This year—more than most—Thanksgiving’s pending arrival has caught me completely by surprise. Perhaps that’s because for the first time in over a decade I won’t be cooking, or at least I won’t be cooking the main event. I’ve been asked to bring a side dish—so I’m bringing two. My friends Vanessa’s excellent Cranberry Sauce with Red Wine, Pomegranate Molasses, and Mediterranean Herbs and Nicki’s favorite Cauliflower and Brussels Sprouts Gratin with Pine Nut Bread Crumb Topping were standouts last month at our cooking club. We all made our favorite Thanksgiving side dishes and while I would be hard-pressed to pick a favorite from the lineup, these two were particular show stoppers.
Looking back through the archives, I thought I’d share a few other ideas from Thanksgivings past. And would love to hear what you’ll be bringing to the table this year. Something tells me I’ll be back in the kitchen next year and really, when it comes to my favorite meal of the year, it’s never too early to start planning…
I LOVE these Pearl Onions Glazed in Port with Bay Leaves. They provide a nice bright note to some of the heavier flavors on the Thanksgiving table.

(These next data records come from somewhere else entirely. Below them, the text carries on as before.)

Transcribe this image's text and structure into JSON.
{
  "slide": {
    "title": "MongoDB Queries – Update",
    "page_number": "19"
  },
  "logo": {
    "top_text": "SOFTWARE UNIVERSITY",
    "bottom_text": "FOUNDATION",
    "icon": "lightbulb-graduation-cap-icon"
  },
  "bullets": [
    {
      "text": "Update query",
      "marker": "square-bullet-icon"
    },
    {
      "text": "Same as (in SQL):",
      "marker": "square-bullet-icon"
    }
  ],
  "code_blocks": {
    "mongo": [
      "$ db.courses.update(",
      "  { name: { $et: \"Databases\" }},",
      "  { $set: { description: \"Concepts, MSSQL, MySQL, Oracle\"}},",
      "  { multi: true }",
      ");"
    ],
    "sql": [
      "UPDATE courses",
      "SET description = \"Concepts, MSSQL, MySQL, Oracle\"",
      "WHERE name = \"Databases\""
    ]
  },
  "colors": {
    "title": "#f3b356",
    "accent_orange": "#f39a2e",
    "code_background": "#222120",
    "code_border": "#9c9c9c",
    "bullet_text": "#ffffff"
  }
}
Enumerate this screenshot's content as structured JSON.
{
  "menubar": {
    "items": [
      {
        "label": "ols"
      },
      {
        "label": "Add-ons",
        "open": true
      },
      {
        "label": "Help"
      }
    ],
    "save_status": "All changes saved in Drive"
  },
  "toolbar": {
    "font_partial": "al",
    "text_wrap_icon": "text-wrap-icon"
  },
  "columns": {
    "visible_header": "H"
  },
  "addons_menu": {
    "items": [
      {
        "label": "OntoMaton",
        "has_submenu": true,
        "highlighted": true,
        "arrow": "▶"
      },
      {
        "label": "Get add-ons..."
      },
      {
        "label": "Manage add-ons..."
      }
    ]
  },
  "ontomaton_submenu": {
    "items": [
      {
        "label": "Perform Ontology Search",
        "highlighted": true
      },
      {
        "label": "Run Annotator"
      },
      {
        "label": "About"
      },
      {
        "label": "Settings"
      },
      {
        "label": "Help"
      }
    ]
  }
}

My go-to and totally decadent Escarole Cornbread Stuffing—rich with prosciutto, fresh ricotta, parm and wild rice. What’s great about this is that it’s all prepared stove top so you’re not fighting for oven space, and then you stick it in the oven for a few minutes to melt the parm just after you’ve taken the turkey out to rest.
This is my all-time favorite Brussels sprouts recipe that’s rich with butter, shallots and fennel—from my friend Carolynn (who cowrote Nancy Silverton’s latest book, The Mozza Cookbook). I’ve made this for the past 10 or so Thanksgivings, so I’m taking a break this year and making the Cauliflower Brussels Sprouts Gratin (which is epic).
And for heaven’s sake, let’s not forget about cocktails! This Champagne Pomegranate Punch is probably the most-requested recipe in my arsenal. I blogged about it last year over on Herman Miller’s LIFEWORK blog. For recipe, click HERE.
Today is moving day. For the first time in my adult life, I will be sharing closet space. For the past three years, I’ve been squatting in the closet in my son’s bedroom and it has been less than ideal, but it was my own private space and likely why I’ve enjoyed a happy marriage up until this point.
But now that our son is at the age where he might actually need his own closet, my husband and I decided to cohabitate. We knocked down the wall between the tiny master bedroom closet and our son’s, and reclaimed some of the space in his closet for our own.
It looks pretty great! But I underestimated how much space we’d need for shoes. My husband was visibly distressed this morning when he absorbed the full gravity of the shoe situation in the hallway—and that we would need the contractor to put in an additional pull-out shoe shelf, which is happening as we speak! It also didn’t help when our three-year-old chimed in, “Why are there so many shoes, Mama?” It’s a question for which there is no good answer. Fortunately, however there is a solution. Stay tuned!